You do Have Plenty to Say
I promise you there is a lot you can say which is relevant to your target audience.
I can also promise you that you’ll not be able to think of anything when you first sit down to write!
Again, it’s an old idea but it’s an idea that has persisted because it works: Keep a notebook or use your phone voice recorder to capture ideas as they come to you.
Start looking for ideas in your everyday interactions. If you find yourself lost in thought, start writing those thoughts down. Start building a library of ideas.
Questions, Concerns, Problems, Experiences, Case Studies
What question are you asked most often? Write a blog post answering it.
What is the biggest concern a potential client may have? Write a blog post addressing it before they even have a chance to voice it.
What problems are you solving for people? Write to explain how and why you do that.
What life experiences brought you to where you are now? Let people know why you do what you do.
Who are you helping and how? There may be a need for anonymity but you can still produce compelling case studies.
The Big Wide World
What’s happening in the World that affects you and your clients? Write to discuss the issues and offer reassurances, tactics to cope and facts (as opposed to the usual media driven hype).
Find popular global trending topics and ride on the tidal wave of interest generated PROVIDED your contribution to the conversation is relevant. There have been some spectacular incidents where this tactic has been very badly implemented and the fallout has been dramatic. Don’t do that!
Talk to your best customers and clients. Interview them to discuss why they chose you.
Third party validation is far more powerful than anything you can say about yourself.
Join Existing Conversations
Monitor relevant social media channels to see what’s being discussed in your area of expertise. Add your tuppence worth. If someone else has blogged about an issue or an item of interest you can blog about their blog. Explain why the article is useful and relevant (or not!) and link to it.
Never be worried about sending readers elsewhere. They will remember you as a useful resource and they will come back.
It Doesn’t Have to be About You
Not everything you write has to be about you. In fact it’s a good discipline to ensure it isn’t.
Time marches on, things change and your content can be dusted down and given pride of place once again. The nature of blogs mean content does get buried. This is often a good thing. Some blog content is timely rather than evergreen and loses its relevance but not all of it does.
There will be blog posts you have written that can be given new introductory and closing paragraphs to reflect a current situation and republished.
Use a Template
It sounds formulaic but I promise nobody will notice as the words you fit into the template will change its appearance.
Remember, your website is like your delivery van. Without being regularly topped up with fuel your van will go nowhere. The same is true for your website. Without the fuel of content it will contribute nothing to your business but sit and rust away by the side of the Internet highway.

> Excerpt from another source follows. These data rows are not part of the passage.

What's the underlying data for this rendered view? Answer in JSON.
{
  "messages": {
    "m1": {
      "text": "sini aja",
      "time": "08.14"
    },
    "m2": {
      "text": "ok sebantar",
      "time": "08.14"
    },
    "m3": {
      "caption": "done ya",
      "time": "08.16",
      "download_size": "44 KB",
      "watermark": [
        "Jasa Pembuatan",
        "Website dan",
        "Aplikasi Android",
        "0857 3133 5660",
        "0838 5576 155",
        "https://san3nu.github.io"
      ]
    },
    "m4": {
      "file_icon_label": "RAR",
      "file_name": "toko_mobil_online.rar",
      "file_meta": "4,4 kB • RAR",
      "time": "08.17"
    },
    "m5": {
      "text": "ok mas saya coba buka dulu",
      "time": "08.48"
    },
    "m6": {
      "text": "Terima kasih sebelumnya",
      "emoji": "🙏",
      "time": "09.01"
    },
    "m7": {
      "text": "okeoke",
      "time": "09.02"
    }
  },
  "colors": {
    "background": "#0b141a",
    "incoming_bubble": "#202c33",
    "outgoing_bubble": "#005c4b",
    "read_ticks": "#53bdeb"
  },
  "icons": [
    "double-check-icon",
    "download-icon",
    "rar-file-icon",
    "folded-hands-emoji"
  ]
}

Get yourself a notebook to start capturing ideas. Download Recordium or Auphonics on to your smartphone and dictate ideas. Begin or end every day by writing 500 words.
I cannot promise that writing will ever become easy but it does become easier!
And, of course, if you need help with your Web content, you know where we are.